# Task statement:
Where does the word "Assign" occur in the entries below? Copy every line that has it.
── Provided records ──
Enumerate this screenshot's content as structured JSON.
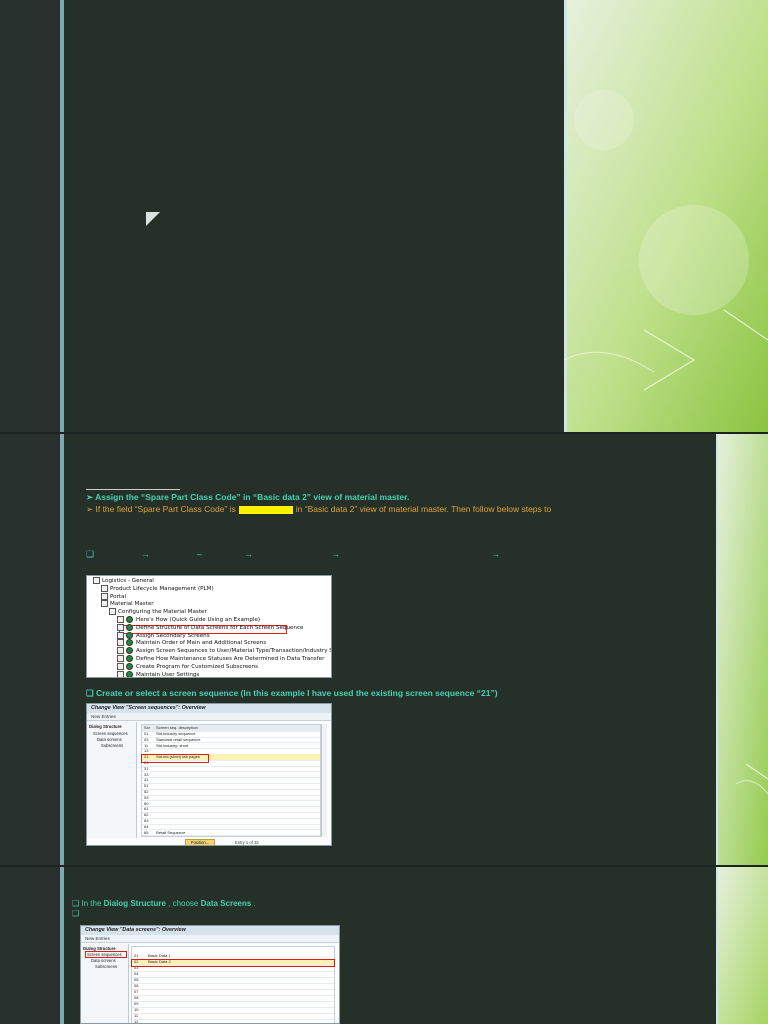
{
  "slide1": {
    "colors": {
      "bg": "#27302c",
      "accent": "#7fa9b0",
      "green": "#b7dc76"
    }
  },
  "slide2": {
    "bullet1": "➢ Assign the “Spare Part Class Code” in “Basic data 2” view of material master.",
    "bullet2_pre": "➢ If the field “Spare Part Class Code” is",
    "bullet2_post": "in “Basic data 2” view of material master. Then follow below steps to",
    "path_row": {
      "checkbox": "❑",
      "arrows": [
        "→",
        "–",
        "→",
        "→",
        "→"
      ]
    },
    "tree": [
      {
        "label": "Logistics - General",
        "level": 0,
        "clock": false
      },
      {
        "label": "Product Lifecycle Management (PLM)",
        "level": 1,
        "clock": false
      },
      {
        "label": "Portal",
        "level": 1,
        "clock": false
      },
      {
        "label": "Material Master",
        "level": 1,
        "clock": false
      },
      {
        "label": "Configuring the Material Master",
        "level": 2,
        "clock": false
      },
      {
        "label": "Here's How (Quick Guide Using an Example)",
        "level": 3,
        "clock": true
      },
      {
        "label": "Define Structure of Data Screens for Each Screen Sequence",
        "level": 3,
        "clock": true
      },
      {
        "label": "Assign Secondary Screens",
        "level": 3,
        "clock": true
      },
      {
        "label": "Maintain Order of Main and Additional Screens",
        "level": 3,
        "clock": true
      },
      {
        "label": "Assign Screen Sequences to User/Material Type/Transaction/Industry Sector",
        "level": 3,
        "clock": true
      },
      {
        "label": "Define How Maintenance Statuses Are Determined in Data Transfer",
        "level": 3,
        "clock": true
      },
      {
        "label": "Create Program for Customized Subscreens",
        "level": 3,
        "clock": true
      },
      {
        "label": "Maintain User Settings",
        "level": 3,
        "clock": true
      }
    ],
    "step2": "❑ Create or select a screen sequence (In this example I have used the existing screen sequence “21”)",
    "sap1": {
      "title": "Change View \"Screen sequences\": Overview",
      "toolbar": "New Entries",
      "dialog_title": "Dialog Structure",
      "dialog_items": [
        "Screen sequences",
        "Data screens",
        "Subscreens"
      ],
      "col_headers": [
        "Scr",
        "Screen seq. description"
      ],
      "rows": [
        [
          "01",
          "Std.industry sequence"
        ],
        [
          "03",
          "Standard retail sequence"
        ],
        [
          "11",
          "Std.industry: short"
        ],
        [
          "13",
          ""
        ],
        [
          "21",
          "Std.ind.(short) tab pages"
        ],
        [
          "23",
          ""
        ],
        [
          "31",
          ""
        ],
        [
          "33",
          ""
        ],
        [
          "41",
          ""
        ],
        [
          "51",
          ""
        ],
        [
          "52",
          ""
        ],
        [
          "53",
          ""
        ],
        [
          "60",
          ""
        ],
        [
          "61",
          ""
        ],
        [
          "62",
          ""
        ],
        [
          "63",
          ""
        ],
        [
          "64",
          ""
        ],
        [
          "65",
          "Retail Sequence"
        ]
      ],
      "position_btn": "Position...",
      "entry_text": "Entry 1 of 32"
    },
    "colors": {
      "teal": "#48d0b3",
      "orange": "#e0a13b",
      "highlight": "#fff200",
      "red": "#e01a1a"
    }
  },
  "slide3": {
    "step3_pre": "❑ In the",
    "step3_ds": "Dialog Structure",
    "step3_mid": ", choose",
    "step3_dsc": "Data Screens",
    "step3_end": ".",
    "step4": "❑",
    "sap2": {
      "title": "Change View \"Data screens\": Overview",
      "toolbar": "New Entries",
      "dialog_title": "Dialog Structure",
      "dialog_items": [
        "Screen sequences",
        "Data screens",
        "Subscreens"
      ],
      "rows": [
        [
          "01",
          "Basic Data 1"
        ],
        [
          "02",
          "Basic Data 2"
        ],
        [
          "03",
          ""
        ],
        [
          "04",
          ""
        ],
        [
          "05",
          ""
        ],
        [
          "06",
          ""
        ],
        [
          "07",
          ""
        ],
        [
          "08",
          ""
        ],
        [
          "09",
          ""
        ],
        [
          "10",
          ""
        ],
        [
          "11",
          ""
        ],
        [
          "12",
          ""
        ]
      ]
    }
  }
}
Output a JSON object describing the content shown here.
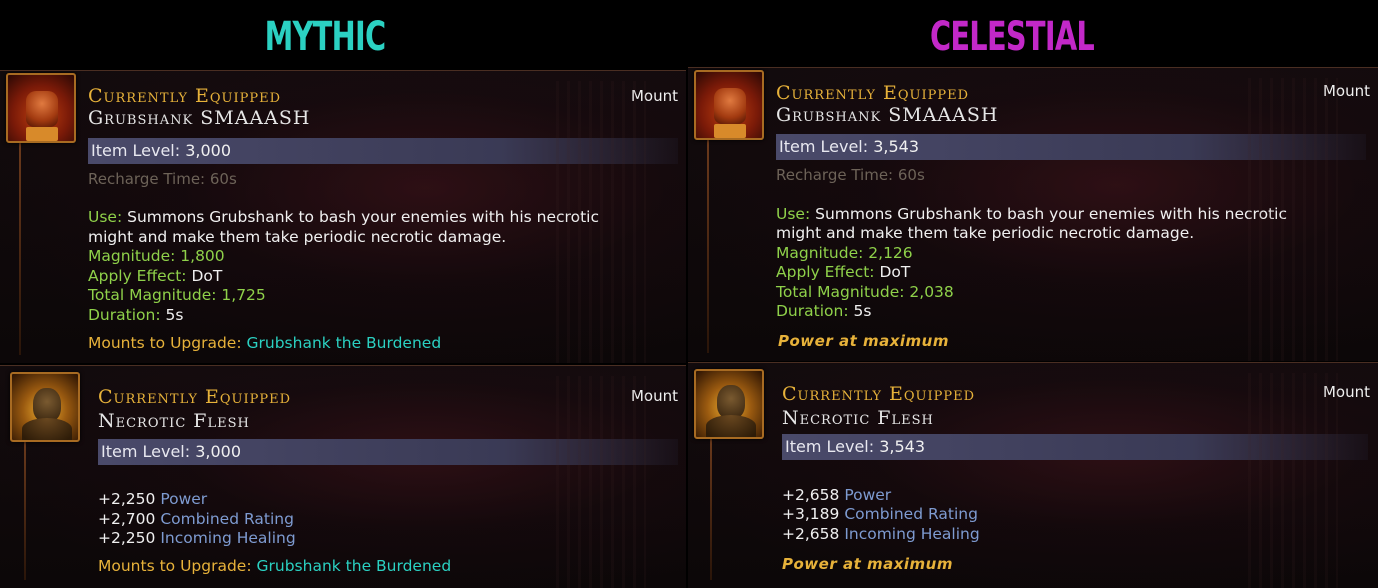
{
  "columns": {
    "mythic": {
      "title": "MYTHIC",
      "color": "#2bd1c2"
    },
    "celestial": {
      "title": "CELESTIAL",
      "color": "#c228c8"
    }
  },
  "mythic_smash": {
    "status": "Currently Equipped",
    "name": "Grubshank SMAAASH",
    "type": "Mount",
    "item_level_label": "Item Level:",
    "item_level": "3,000",
    "recharge": "Recharge Time: 60s",
    "use_label": "Use:",
    "use_text_1": "Summons Grubshank to bash your enemies with his necrotic",
    "use_text_2": "might and make them take periodic necrotic damage.",
    "magnitude_label": "Magnitude:",
    "magnitude": "1,800",
    "apply_label": "Apply Effect:",
    "apply": "DoT",
    "total_label": "Total Magnitude:",
    "total": "1,725",
    "duration_label": "Duration:",
    "duration": "5s",
    "upgrade_label": "Mounts to Upgrade:",
    "upgrade": "Grubshank the Burdened",
    "icon": "fist-icon"
  },
  "celestial_smash": {
    "status": "Currently Equipped",
    "name": "Grubshank SMAAASH",
    "type": "Mount",
    "item_level_label": "Item Level:",
    "item_level": "3,543",
    "recharge": "Recharge Time: 60s",
    "use_label": "Use:",
    "use_text_1": "Summons Grubshank to bash your enemies with his necrotic",
    "use_text_2": "might and make them take periodic necrotic damage.",
    "magnitude_label": "Magnitude:",
    "magnitude": "2,126",
    "apply_label": "Apply Effect:",
    "apply": "DoT",
    "total_label": "Total Magnitude:",
    "total": "2,038",
    "duration_label": "Duration:",
    "duration": "5s",
    "power_max": "Power at maximum",
    "icon": "fist-icon"
  },
  "mythic_flesh": {
    "status": "Currently Equipped",
    "name": "Necrotic Flesh",
    "type": "Mount",
    "item_level_label": "Item Level:",
    "item_level": "3,000",
    "stat1_value": "+2,250",
    "stat1_name": "Power",
    "stat2_value": "+2,700",
    "stat2_name": "Combined Rating",
    "stat3_value": "+2,250",
    "stat3_name": "Incoming Healing",
    "upgrade_label": "Mounts to Upgrade:",
    "upgrade": "Grubshank the Burdened",
    "icon": "ogre-portrait-icon"
  },
  "celestial_flesh": {
    "status": "Currently Equipped",
    "name": "Necrotic Flesh",
    "type": "Mount",
    "item_level_label": "Item Level:",
    "item_level": "3,543",
    "stat1_value": "+2,658",
    "stat1_name": "Power",
    "stat2_value": "+3,189",
    "stat2_name": "Combined Rating",
    "stat3_value": "+2,658",
    "stat3_name": "Incoming Healing",
    "power_max": "Power at maximum",
    "icon": "ogre-portrait-icon"
  }
}
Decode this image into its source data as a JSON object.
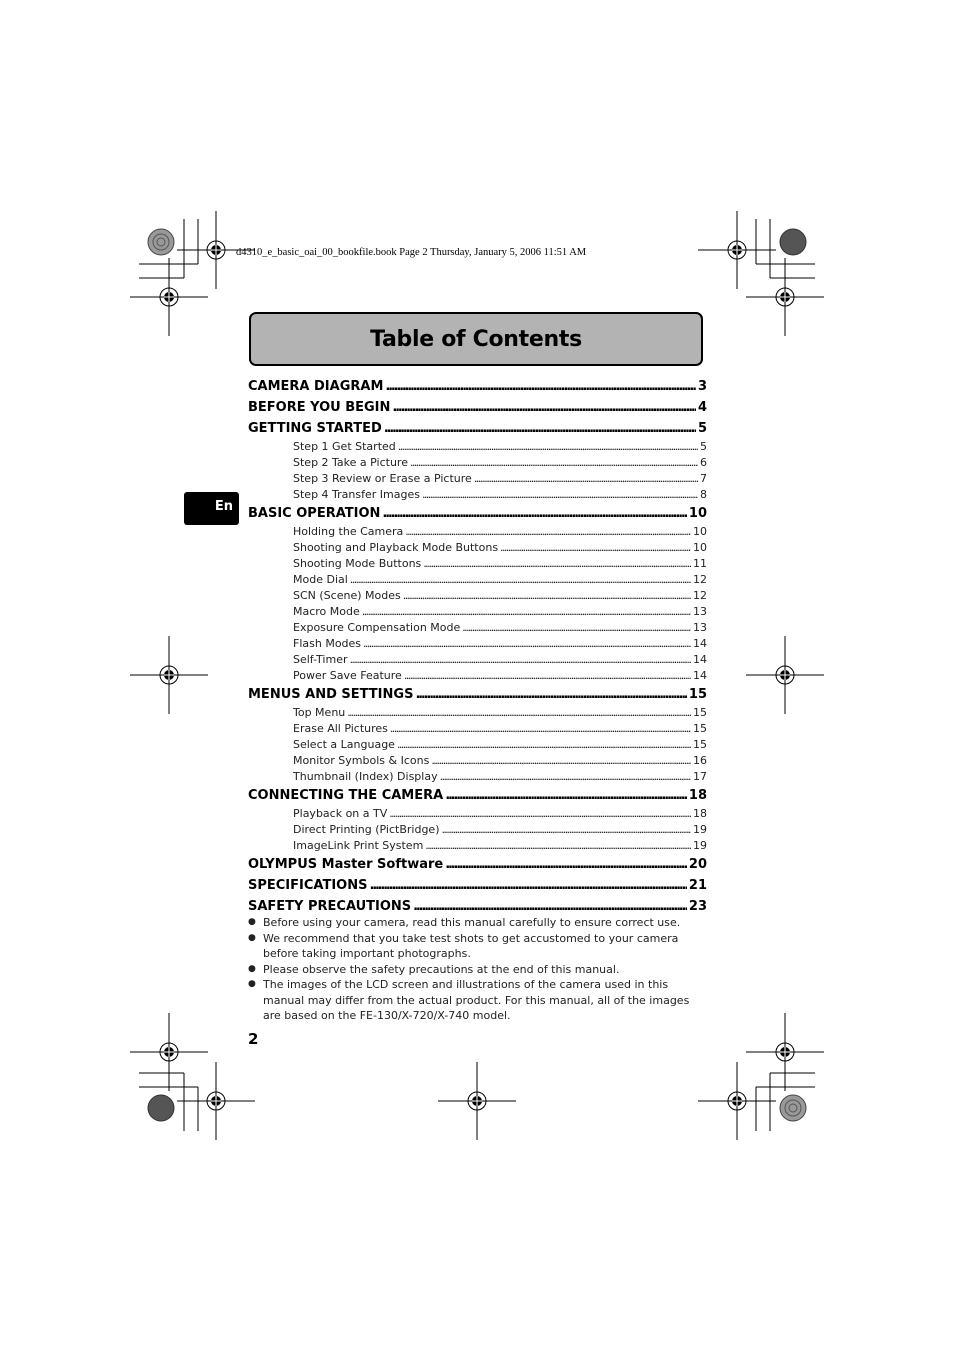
{
  "print_header": "d4310_e_basic_oai_00_bookfile.book  Page 2  Thursday, January 5, 2006  11:51 AM",
  "title": "Table of Contents",
  "language_tab": "En",
  "toc": [
    {
      "label": "CAMERA DIAGRAM",
      "page": "3",
      "level": 1
    },
    {
      "label": "BEFORE YOU BEGIN",
      "page": "4",
      "level": 1
    },
    {
      "label": "GETTING STARTED",
      "page": "5",
      "level": 1
    },
    {
      "label": "Step 1 Get Started",
      "page": "5",
      "level": 2
    },
    {
      "label": "Step 2 Take a Picture",
      "page": "6",
      "level": 2
    },
    {
      "label": "Step 3 Review or Erase a Picture",
      "page": "7",
      "level": 2
    },
    {
      "label": "Step 4 Transfer Images",
      "page": "8",
      "level": 2
    },
    {
      "label": "BASIC OPERATION",
      "page": "10",
      "level": 1
    },
    {
      "label": "Holding the Camera",
      "page": "10",
      "level": 2
    },
    {
      "label": "Shooting and Playback Mode Buttons",
      "page": "10",
      "level": 2
    },
    {
      "label": "Shooting Mode Buttons",
      "page": "11",
      "level": 2
    },
    {
      "label": "Mode Dial",
      "page": "12",
      "level": 2
    },
    {
      "label": "SCN (Scene) Modes",
      "page": "12",
      "level": 2
    },
    {
      "label": "Macro Mode",
      "page": "13",
      "level": 2
    },
    {
      "label": "Exposure Compensation Mode",
      "page": "13",
      "level": 2
    },
    {
      "label": "Flash Modes",
      "page": "14",
      "level": 2
    },
    {
      "label": "Self-Timer",
      "page": "14",
      "level": 2
    },
    {
      "label": "Power Save Feature",
      "page": "14",
      "level": 2
    },
    {
      "label": "MENUS AND SETTINGS",
      "page": "15",
      "level": 1
    },
    {
      "label": "Top Menu",
      "page": "15",
      "level": 2
    },
    {
      "label": "Erase All Pictures",
      "page": "15",
      "level": 2
    },
    {
      "label": "Select a Language",
      "page": "15",
      "level": 2
    },
    {
      "label": "Monitor Symbols & Icons",
      "page": "16",
      "level": 2
    },
    {
      "label": "Thumbnail (Index) Display",
      "page": "17",
      "level": 2
    },
    {
      "label": "CONNECTING THE CAMERA",
      "page": "18",
      "level": 1
    },
    {
      "label": "Playback on a TV",
      "page": "18",
      "level": 2
    },
    {
      "label": "Direct Printing (PictBridge)",
      "page": "19",
      "level": 2
    },
    {
      "label": "ImageLink Print System",
      "page": "19",
      "level": 2
    },
    {
      "label": "OLYMPUS Master Software",
      "page": "20",
      "level": 1
    },
    {
      "label": "SPECIFICATIONS",
      "page": "21",
      "level": 1
    },
    {
      "label": "SAFETY PRECAUTIONS",
      "page": "23",
      "level": 1
    }
  ],
  "notes": [
    {
      "bullet": "●",
      "text": "Before using your camera, read this manual carefully to ensure correct use."
    },
    {
      "bullet": "●",
      "text": "We recommend that you take test shots to get accustomed to your camera before taking important photographs."
    },
    {
      "bullet": "●",
      "text": "Please observe the safety precautions at the end of this manual."
    },
    {
      "bullet": "●",
      "text": "The images of the LCD screen and illustrations of the camera used in this manual may differ from the actual product. For this manual, all of the images are based on the FE-130/X-720/X-740 model."
    }
  ],
  "page_number": "2"
}
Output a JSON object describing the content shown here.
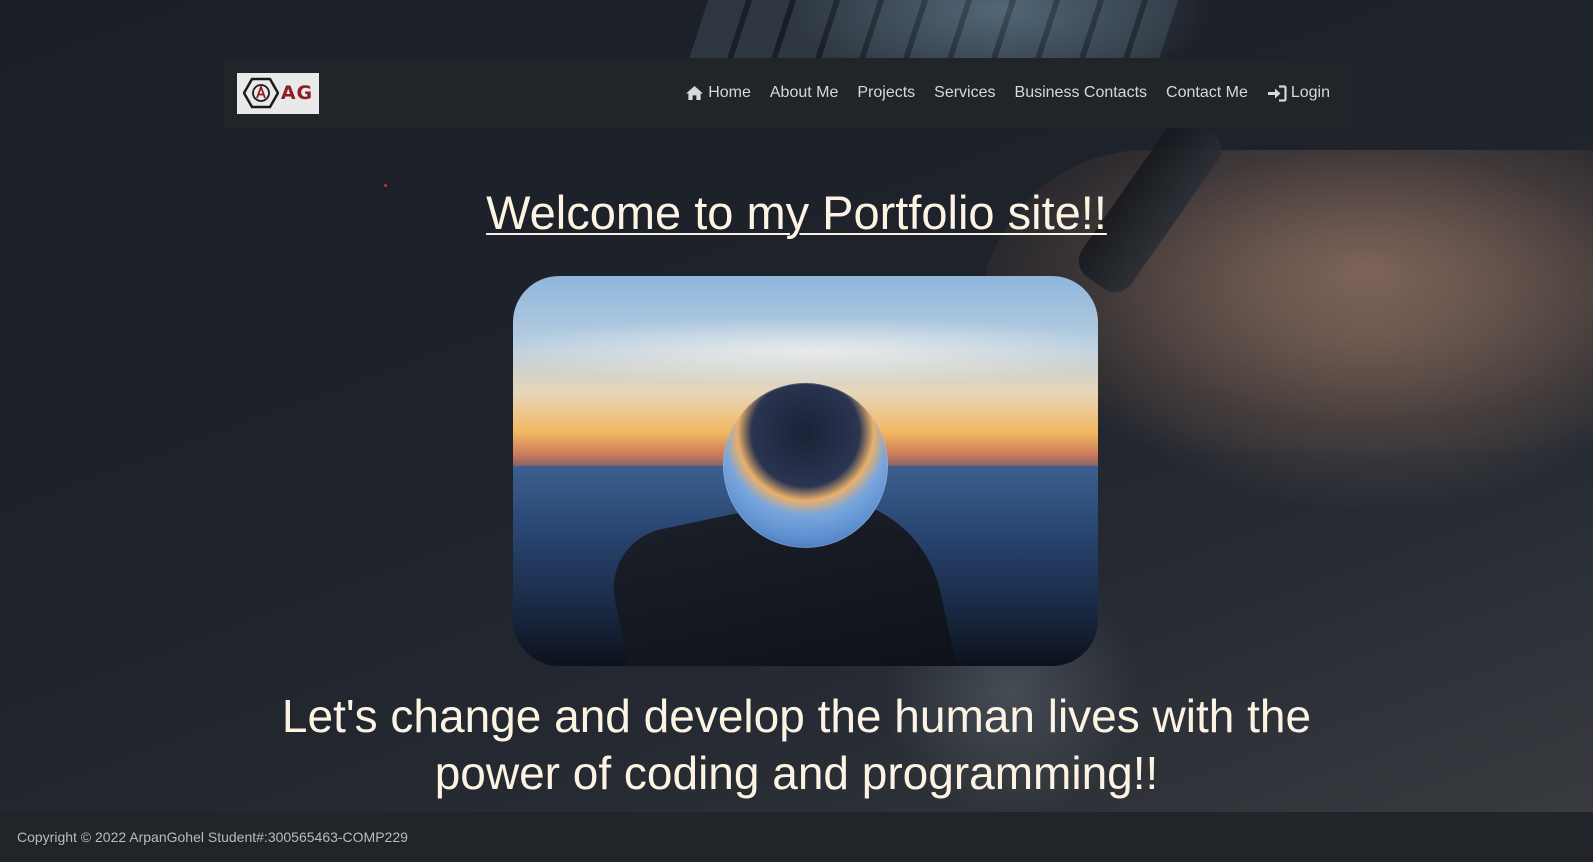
{
  "navbar": {
    "logo_text": "AG",
    "links": [
      {
        "label": "Home",
        "icon": "home-icon"
      },
      {
        "label": "About Me"
      },
      {
        "label": "Projects"
      },
      {
        "label": "Services"
      },
      {
        "label": "Business Contacts"
      },
      {
        "label": "Contact Me"
      },
      {
        "label": "Login",
        "icon": "login-icon"
      }
    ]
  },
  "hero": {
    "title": "Welcome to my Portfolio site!!",
    "tagline": "Let's change and develop the human lives with the power of coding and programming!!"
  },
  "footer": {
    "copyright": "Copyright © 2022 ArpanGohel Student#:300565463-COMP229"
  },
  "colors": {
    "navbar_bg": "#212429",
    "nav_text": "#d7d8da",
    "hero_text": "#fcf3e3",
    "logo_accent": "#8b1e24"
  }
}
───
# Solution for this exercise:
    "bullet1": "➢ Assign the “Spare Part Class Code” in “Basic data 2” view of material master.",
        "label": "Assign Secondary Screens",
        "label": "Assign Screen Sequences to User/Material Type/Transaction/Industry Sector",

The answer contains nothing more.